Alongside client projects, Rooted Studios is also acting as the hub for a new project to support musicians and artists that need professional content but may not have the resources or funds to present themselves in the professional way.
“There are many artists, bands and musicians that are extremely talented but don’t have any high quality video/audio to show off their amazing skills,” Rony says. “Unfortunately, they are often overlooked or not booked, so that is where we come in. We invite these artists to come to the studio and we help record audio/video, free of charge, so that they gain confidence and get equipped for gigs/shows/press. It helps us stay sharp and inspired and allows us to network with talented people. Like the roots to a tree, we are all connected, and if we embrace that we can all grow together.

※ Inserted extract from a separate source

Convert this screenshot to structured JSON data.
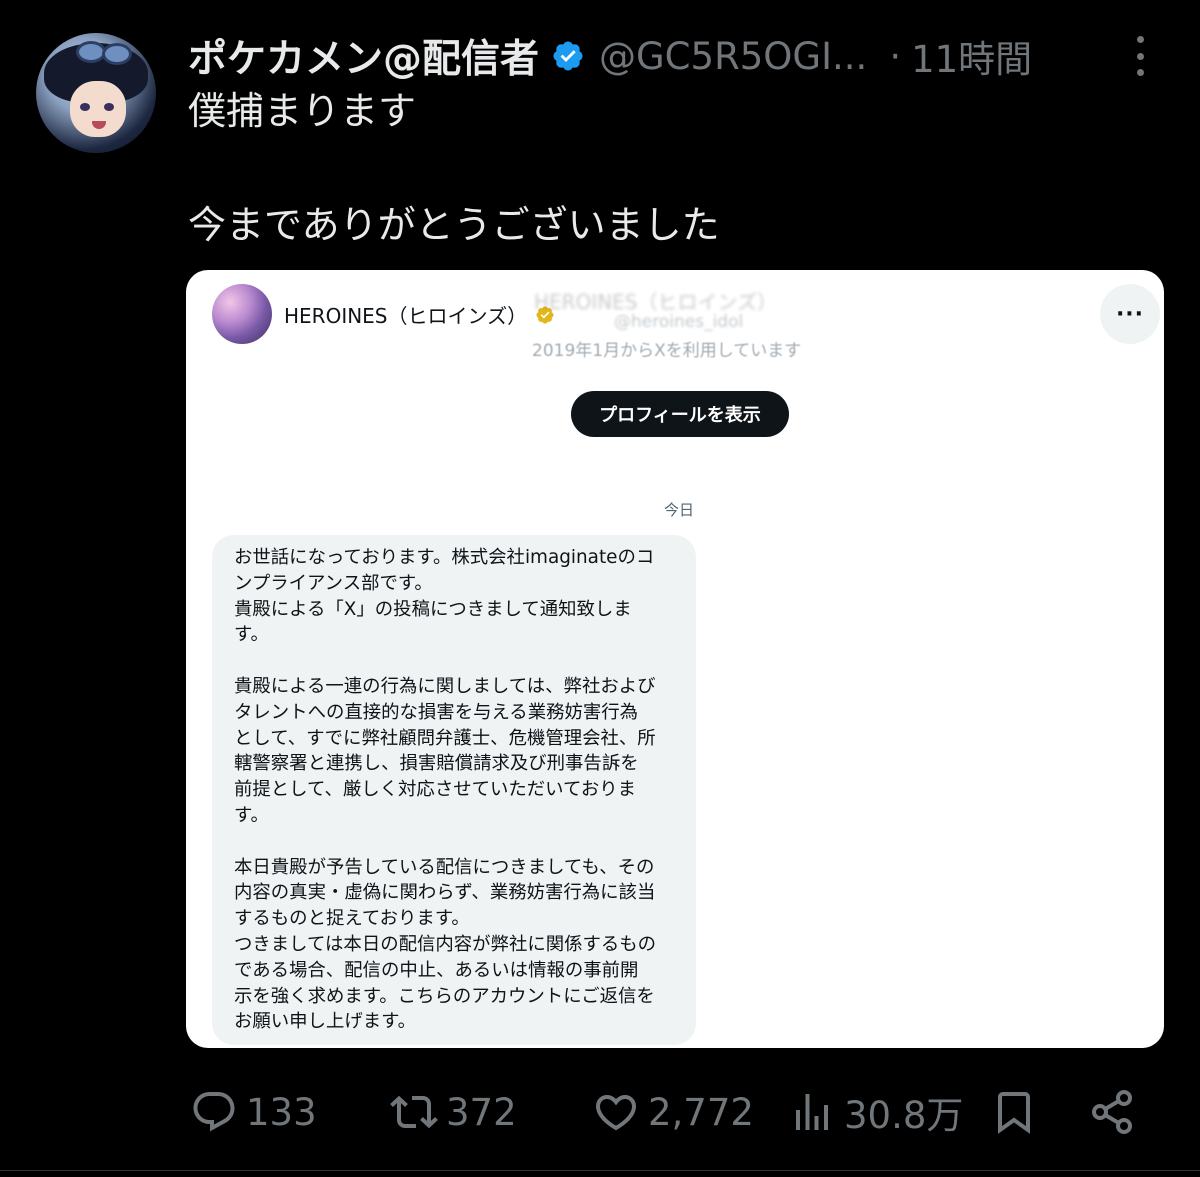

We call these sessions ‘Teakwood Sessions’ and our first will be airing later this year.”
Lockdown has been a testing time for everyone, but for Rony Feliz and Rooted Studios it has also been a time of intense creativity. Plans for the studio were brought forward after an attempted break-in at Rony’s residence where he had his own studio. This forced him to search for a new and more secure premises, which he found just before lockdown was announced.
“I had no idea lockdown would happen, but with the team I have and the projects we were working on, I decided it was time to get a space and build a recording studio,” he explains. “Things are different because there has been a hard halt on the music industry, but we are thankful that the creativity never stops. It’s taken some adjusting and learning new things – and doing things we normally wouldn’t do or offer – but it brings me back to why I love doing live sound. If something doesn’t work, we have to troubleshoot. It also forces all of us to grow outside of our comfort zones and try different things. I’ve been observing the industry and I’m excited to see how we all reinvent ourselves and the opportunities it will create for all of us. No matter how much things change, the passion and love for music will never run dry and that is something I look forward to.”